■ WHAT YOU HAVE TO DO:
Exactly reproduce the entries, dropping any pictures from your copy.

■ ENTRIES PROVIDED:
============
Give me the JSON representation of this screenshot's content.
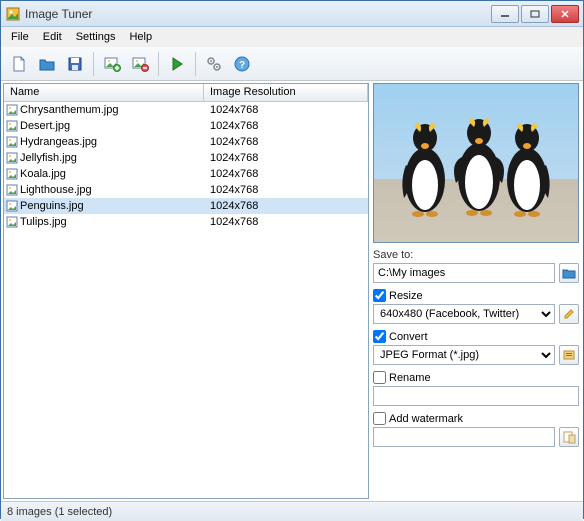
{
  "window": {
    "title": "Image Tuner"
  },
  "menu": {
    "file": "File",
    "edit": "Edit",
    "settings": "Settings",
    "help": "Help"
  },
  "listheader": {
    "name": "Name",
    "resolution": "Image Resolution"
  },
  "files": [
    {
      "name": "Chrysanthemum.jpg",
      "resolution": "1024x768",
      "selected": false
    },
    {
      "name": "Desert.jpg",
      "resolution": "1024x768",
      "selected": false
    },
    {
      "name": "Hydrangeas.jpg",
      "resolution": "1024x768",
      "selected": false
    },
    {
      "name": "Jellyfish.jpg",
      "resolution": "1024x768",
      "selected": false
    },
    {
      "name": "Koala.jpg",
      "resolution": "1024x768",
      "selected": false
    },
    {
      "name": "Lighthouse.jpg",
      "resolution": "1024x768",
      "selected": false
    },
    {
      "name": "Penguins.jpg",
      "resolution": "1024x768",
      "selected": true
    },
    {
      "name": "Tulips.jpg",
      "resolution": "1024x768",
      "selected": false
    }
  ],
  "panel": {
    "saveto_label": "Save to:",
    "saveto_value": "C:\\My images",
    "resize_label": "Resize",
    "resize_checked": true,
    "resize_value": "640x480 (Facebook, Twitter)",
    "convert_label": "Convert",
    "convert_checked": true,
    "convert_value": "JPEG Format (*.jpg)",
    "rename_label": "Rename",
    "rename_checked": false,
    "rename_value": "",
    "watermark_label": "Add watermark",
    "watermark_checked": false,
    "watermark_value": ""
  },
  "status": {
    "text": "8 images (1 selected)"
  }
}
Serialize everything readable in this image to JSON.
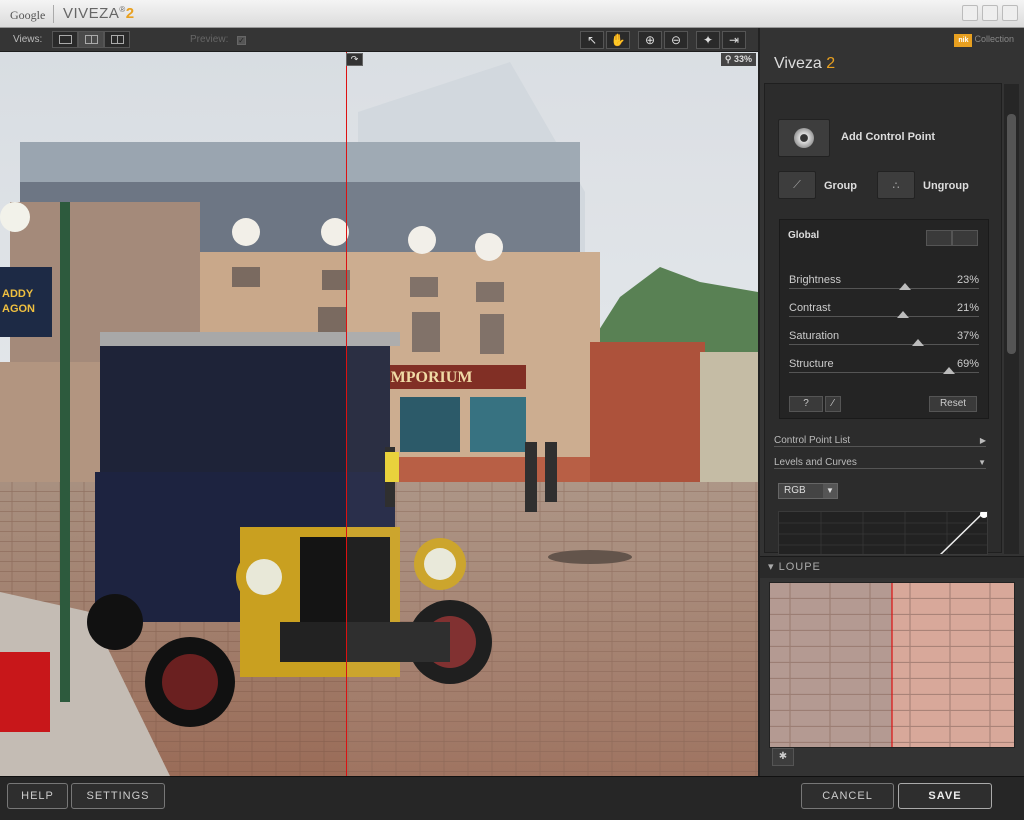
{
  "titlebar": {
    "google": "Google",
    "brand": "VIVEZA",
    "reg": "®",
    "version": "2"
  },
  "toolbar": {
    "views_label": "Views:",
    "preview_label": "Preview:",
    "preview_checked": true,
    "tools": [
      "arrow-tool",
      "hand-tool",
      "zoom-in",
      "zoom-out",
      "control-point-tool",
      "export"
    ]
  },
  "preview": {
    "zoom_level": "33%"
  },
  "panel": {
    "collection_badge": "nik",
    "collection_label": "Collection",
    "title": "Viveza",
    "title_version": "2",
    "add_control_point": "Add Control Point",
    "group": "Group",
    "ungroup": "Ungroup",
    "global": {
      "title": "Global",
      "sliders": [
        {
          "label": "Brightness",
          "value": "23%",
          "level": 0.61
        },
        {
          "label": "Contrast",
          "value": "21%",
          "level": 0.6
        },
        {
          "label": "Saturation",
          "value": "37%",
          "level": 0.68
        },
        {
          "label": "Structure",
          "value": "69%",
          "level": 0.84
        }
      ],
      "help_btn": "?",
      "reset": "Reset"
    },
    "control_point_list": "Control Point List",
    "levels_curves": "Levels and Curves",
    "channel": "RGB",
    "loupe": "LOUPE"
  },
  "bottom": {
    "help": "HELP",
    "settings": "SETTINGS",
    "cancel": "CANCEL",
    "save": "SAVE"
  },
  "colors": {
    "accent": "#e8a020",
    "split_line": "#dd1111"
  }
}
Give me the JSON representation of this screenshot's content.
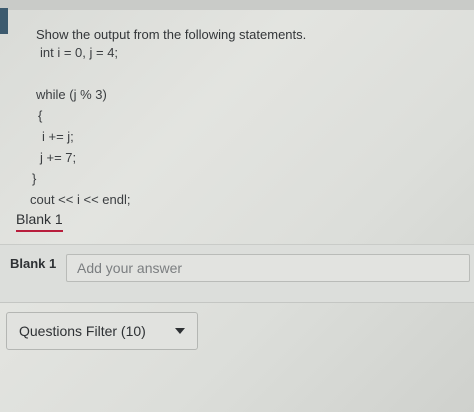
{
  "question": {
    "prompt": "Show the output from the following statements."
  },
  "code_lines": [
    "int i = 0, j = 4;",
    "while (j % 3)",
    "{",
    "i += j;",
    "j += 7;",
    "}",
    "cout << i << endl;"
  ],
  "blank": {
    "heading": "Blank 1"
  },
  "answer": {
    "label": "Blank 1",
    "placeholder": "Add your answer",
    "value": ""
  },
  "filter": {
    "label": "Questions Filter (10)",
    "icon": "chevron-down-icon"
  },
  "colors": {
    "blank_underline": "#b81d3c",
    "left_bar": "#3c5a6e"
  }
}
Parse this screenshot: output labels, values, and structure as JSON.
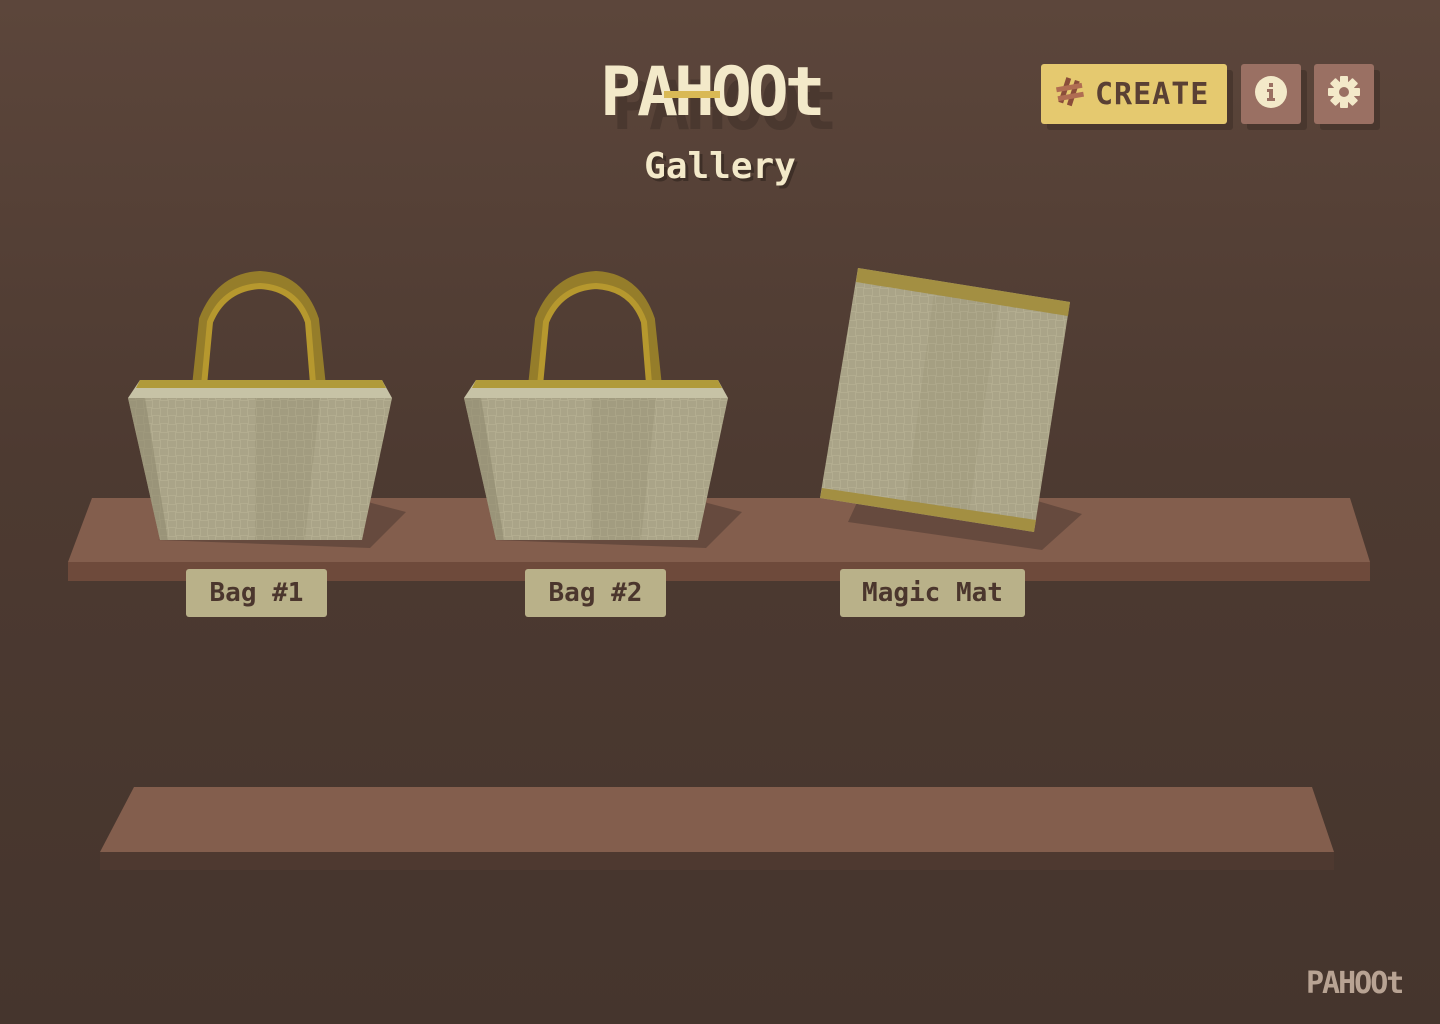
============
■ FINISHED EXERCISE:
Give me the JSON representation of this screenshot's content.
{
  "window": {
    "title": "Image Tuner"
  },
  "menu": {
    "file": "File",
    "edit": "Edit",
    "settings": "Settings",
    "help": "Help"
  },
  "listheader": {
    "name": "Name",
    "resolution": "Image Resolution"
  },
  "files": [
    {
      "name": "Chrysanthemum.jpg",
      "resolution": "1024x768",
      "selected": false
    },
    {
      "name": "Desert.jpg",
      "resolution": "1024x768",
      "selected": false
    },
    {
      "name": "Hydrangeas.jpg",
      "resolution": "1024x768",
      "selected": false
    },
    {
      "name": "Jellyfish.jpg",
      "resolution": "1024x768",
      "selected": false
    },
    {
      "name": "Koala.jpg",
      "resolution": "1024x768",
      "selected": false
    },
    {
      "name": "Lighthouse.jpg",
      "resolution": "1024x768",
      "selected": false
    },
    {
      "name": "Penguins.jpg",
      "resolution": "1024x768",
      "selected": true
    },
    {
      "name": "Tulips.jpg",
      "resolution": "1024x768",
      "selected": false
    }
  ],
  "panel": {
    "saveto_label": "Save to:",
    "saveto_value": "C:\\My images",
    "resize_label": "Resize",
    "resize_checked": true,
    "resize_value": "640x480 (Facebook, Twitter)",
    "convert_label": "Convert",
    "convert_checked": true,
    "convert_value": "JPEG Format (*.jpg)",
    "rename_label": "Rename",
    "rename_checked": false,
    "rename_value": "",
    "watermark_label": "Add watermark",
    "watermark_checked": false,
    "watermark_value": ""
  },
  "status": {
    "text": "8 images (1 selected)"
  }
}
Serialize everything readable in this image to JSON.
{
  "titlebar": {
    "google": "Google",
    "brand": "VIVEZA",
    "reg": "®",
    "version": "2"
  },
  "toolbar": {
    "views_label": "Views:",
    "preview_label": "Preview:",
    "preview_checked": true,
    "tools": [
      "arrow-tool",
      "hand-tool",
      "zoom-in",
      "zoom-out",
      "control-point-tool",
      "export"
    ]
  },
  "preview": {
    "zoom_level": "33%"
  },
  "panel": {
    "collection_badge": "nik",
    "collection_label": "Collection",
    "title": "Viveza",
    "title_version": "2",
    "add_control_point": "Add Control Point",
    "group": "Group",
    "ungroup": "Ungroup",
    "global": {
      "title": "Global",
      "sliders": [
        {
          "label": "Brightness",
          "value": "23%",
          "level": 0.61
        },
        {
          "label": "Contrast",
          "value": "21%",
          "level": 0.6
        },
        {
          "label": "Saturation",
          "value": "37%",
          "level": 0.68
        },
        {
          "label": "Structure",
          "value": "69%",
          "level": 0.84
        }
      ],
      "help_btn": "?",
      "reset": "Reset"
    },
    "control_point_list": "Control Point List",
    "levels_curves": "Levels and Curves",
    "channel": "RGB",
    "loupe": "LOUPE"
  },
  "bottom": {
    "help": "HELP",
    "settings": "SETTINGS",
    "cancel": "CANCEL",
    "save": "SAVE"
  },
  "colors": {
    "accent": "#e8a020",
    "split_line": "#dd1111"
  }
}
Give me the JSON representation of this screenshot's content.
{
  "question": {
    "prompt": "Show the output from the following statements."
  },
  "code_lines": [
    "int i = 0, j = 4;",
    "while (j % 3)",
    "{",
    "i += j;",
    "j += 7;",
    "}",
    "cout << i << endl;"
  ],
  "blank": {
    "heading": "Blank 1"
  },
  "answer": {
    "label": "Blank 1",
    "placeholder": "Add your answer",
    "value": ""
  },
  "filter": {
    "label": "Questions Filter (10)",
    "icon": "chevron-down-icon"
  },
  "colors": {
    "blank_underline": "#b81d3c",
    "left_bar": "#3c5a6e"
  }
}
Parse this screenshot: output labels, values, and structure as JSON.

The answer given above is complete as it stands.